» DATA SUPPLIED
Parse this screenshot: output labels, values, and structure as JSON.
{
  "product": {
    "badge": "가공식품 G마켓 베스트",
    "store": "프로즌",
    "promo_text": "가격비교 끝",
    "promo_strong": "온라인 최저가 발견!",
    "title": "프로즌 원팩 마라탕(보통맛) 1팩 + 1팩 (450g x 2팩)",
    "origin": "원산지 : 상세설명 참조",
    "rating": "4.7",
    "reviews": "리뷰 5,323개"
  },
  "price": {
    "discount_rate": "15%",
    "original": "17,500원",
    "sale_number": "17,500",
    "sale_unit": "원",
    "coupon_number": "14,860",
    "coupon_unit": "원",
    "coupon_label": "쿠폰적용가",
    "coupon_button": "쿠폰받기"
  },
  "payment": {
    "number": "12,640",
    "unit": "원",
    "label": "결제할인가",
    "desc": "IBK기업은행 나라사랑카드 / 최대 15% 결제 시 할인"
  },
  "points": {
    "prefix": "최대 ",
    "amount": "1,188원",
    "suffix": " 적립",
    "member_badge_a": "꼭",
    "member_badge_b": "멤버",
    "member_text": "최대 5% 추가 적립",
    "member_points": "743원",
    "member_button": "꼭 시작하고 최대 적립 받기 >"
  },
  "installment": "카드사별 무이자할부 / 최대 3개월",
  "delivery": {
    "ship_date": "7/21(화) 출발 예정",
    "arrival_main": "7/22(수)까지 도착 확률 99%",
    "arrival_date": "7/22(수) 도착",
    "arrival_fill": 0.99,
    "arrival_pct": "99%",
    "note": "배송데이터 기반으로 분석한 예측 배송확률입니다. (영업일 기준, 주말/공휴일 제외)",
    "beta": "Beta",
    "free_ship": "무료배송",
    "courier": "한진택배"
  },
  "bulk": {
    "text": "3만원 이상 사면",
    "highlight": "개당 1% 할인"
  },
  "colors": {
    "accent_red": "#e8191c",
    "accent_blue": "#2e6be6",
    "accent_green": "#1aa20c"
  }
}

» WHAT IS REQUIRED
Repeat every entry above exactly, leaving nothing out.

» PROBLEM SOLUTION
Parse this screenshot: output labels, values, and structure as JSON.
{
  "product": {
    "badge": "가공식품 G마켓 베스트",
    "store": "프로즌",
    "promo_text": "가격비교 끝",
    "promo_strong": "온라인 최저가 발견!",
    "title": "프로즌 원팩 마라탕(보통맛) 1팩 + 1팩 (450g x 2팩)",
    "origin": "원산지 : 상세설명 참조",
    "rating": "4.7",
    "reviews": "리뷰 5,323개"
  },
  "price": {
    "discount_rate": "15%",
    "original": "17,500원",
    "sale_number": "17,500",
    "sale_unit": "원",
    "coupon_number": "14,860",
    "coupon_unit": "원",
    "coupon_label": "쿠폰적용가",
    "coupon_button": "쿠폰받기"
  },
  "payment": {
    "number": "12,640",
    "unit": "원",
    "label": "결제할인가",
    "desc": "IBK기업은행 나라사랑카드 / 최대 15% 결제 시 할인"
  },
  "points": {
    "prefix": "최대 ",
    "amount": "1,188원",
    "suffix": " 적립",
    "member_badge_a": "꼭",
    "member_badge_b": "멤버",
    "member_text": "최대 5% 추가 적립",
    "member_points": "743원",
    "member_button": "꼭 시작하고 최대 적립 받기 >"
  },
  "installment": "카드사별 무이자할부 / 최대 3개월",
  "delivery": {
    "ship_date": "7/21(화) 출발 예정",
    "arrival_main": "7/22(수)까지 도착 확률 99%",
    "arrival_date": "7/22(수) 도착",
    "arrival_fill": 0.99,
    "arrival_pct": "99%",
    "note": "배송데이터 기반으로 분석한 예측 배송확률입니다. (영업일 기준, 주말/공휴일 제외)",
    "beta": "Beta",
    "free_ship": "무료배송",
    "courier": "한진택배"
  },
  "bulk": {
    "text": "3만원 이상 사면",
    "highlight": "개당 1% 할인"
  },
  "colors": {
    "accent_red": "#e8191c",
    "accent_blue": "#2e6be6",
    "accent_green": "#1aa20c"
  }
}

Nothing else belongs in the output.